#### Source data ####

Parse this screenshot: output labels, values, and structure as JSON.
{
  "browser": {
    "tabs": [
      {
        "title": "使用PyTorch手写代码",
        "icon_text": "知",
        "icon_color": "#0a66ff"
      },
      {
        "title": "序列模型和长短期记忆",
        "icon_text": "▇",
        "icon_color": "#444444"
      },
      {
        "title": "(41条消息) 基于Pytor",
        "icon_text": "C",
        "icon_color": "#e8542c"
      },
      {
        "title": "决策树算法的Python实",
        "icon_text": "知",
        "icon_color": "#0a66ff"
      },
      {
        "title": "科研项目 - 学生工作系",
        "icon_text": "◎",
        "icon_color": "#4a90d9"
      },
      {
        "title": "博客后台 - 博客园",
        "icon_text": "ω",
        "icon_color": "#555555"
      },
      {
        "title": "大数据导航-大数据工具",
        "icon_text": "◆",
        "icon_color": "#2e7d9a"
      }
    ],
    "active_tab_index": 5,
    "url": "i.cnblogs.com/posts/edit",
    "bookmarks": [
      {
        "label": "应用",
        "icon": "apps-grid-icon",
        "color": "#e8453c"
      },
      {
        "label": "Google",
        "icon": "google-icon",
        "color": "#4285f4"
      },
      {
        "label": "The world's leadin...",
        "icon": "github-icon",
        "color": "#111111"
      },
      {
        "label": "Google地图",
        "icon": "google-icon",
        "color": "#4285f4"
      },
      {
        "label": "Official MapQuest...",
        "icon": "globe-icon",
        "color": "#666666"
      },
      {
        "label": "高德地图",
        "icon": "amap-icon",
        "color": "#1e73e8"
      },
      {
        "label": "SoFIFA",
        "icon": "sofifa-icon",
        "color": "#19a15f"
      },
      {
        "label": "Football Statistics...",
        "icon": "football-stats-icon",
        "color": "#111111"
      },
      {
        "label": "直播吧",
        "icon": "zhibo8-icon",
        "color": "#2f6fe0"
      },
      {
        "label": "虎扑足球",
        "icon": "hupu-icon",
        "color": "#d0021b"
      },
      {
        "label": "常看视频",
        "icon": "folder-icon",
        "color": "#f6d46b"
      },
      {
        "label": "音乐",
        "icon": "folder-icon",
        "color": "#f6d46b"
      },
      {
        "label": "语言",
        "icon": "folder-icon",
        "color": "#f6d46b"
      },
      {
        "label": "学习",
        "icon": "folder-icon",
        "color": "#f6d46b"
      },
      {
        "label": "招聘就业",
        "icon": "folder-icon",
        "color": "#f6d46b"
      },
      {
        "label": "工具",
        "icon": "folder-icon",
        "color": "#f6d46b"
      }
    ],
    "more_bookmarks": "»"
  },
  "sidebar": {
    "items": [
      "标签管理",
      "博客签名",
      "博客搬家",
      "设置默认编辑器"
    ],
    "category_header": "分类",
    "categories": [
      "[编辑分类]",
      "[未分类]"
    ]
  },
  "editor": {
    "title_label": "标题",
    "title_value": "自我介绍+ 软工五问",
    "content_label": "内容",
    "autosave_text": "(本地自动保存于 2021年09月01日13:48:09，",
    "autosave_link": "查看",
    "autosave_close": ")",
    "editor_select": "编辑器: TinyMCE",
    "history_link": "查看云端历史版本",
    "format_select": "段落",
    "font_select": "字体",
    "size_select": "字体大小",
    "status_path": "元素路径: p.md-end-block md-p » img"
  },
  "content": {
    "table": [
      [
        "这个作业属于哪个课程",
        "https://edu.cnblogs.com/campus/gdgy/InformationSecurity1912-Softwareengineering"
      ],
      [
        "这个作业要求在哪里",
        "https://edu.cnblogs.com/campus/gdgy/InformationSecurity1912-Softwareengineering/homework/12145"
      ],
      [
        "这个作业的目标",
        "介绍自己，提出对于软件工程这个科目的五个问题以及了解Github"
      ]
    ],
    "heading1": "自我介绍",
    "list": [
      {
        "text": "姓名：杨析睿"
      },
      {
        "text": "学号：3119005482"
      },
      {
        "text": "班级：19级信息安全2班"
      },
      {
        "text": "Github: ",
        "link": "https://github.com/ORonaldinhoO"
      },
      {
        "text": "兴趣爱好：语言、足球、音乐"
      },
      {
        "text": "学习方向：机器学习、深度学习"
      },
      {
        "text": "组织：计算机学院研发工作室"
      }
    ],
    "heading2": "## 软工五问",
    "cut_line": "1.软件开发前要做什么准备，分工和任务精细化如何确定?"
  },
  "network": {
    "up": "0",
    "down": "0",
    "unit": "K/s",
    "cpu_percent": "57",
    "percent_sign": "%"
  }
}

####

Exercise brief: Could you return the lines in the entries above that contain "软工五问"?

Exercise answer:
    "title_value": "自我介绍+ 软工五问",
    "heading2": "## 软工五问",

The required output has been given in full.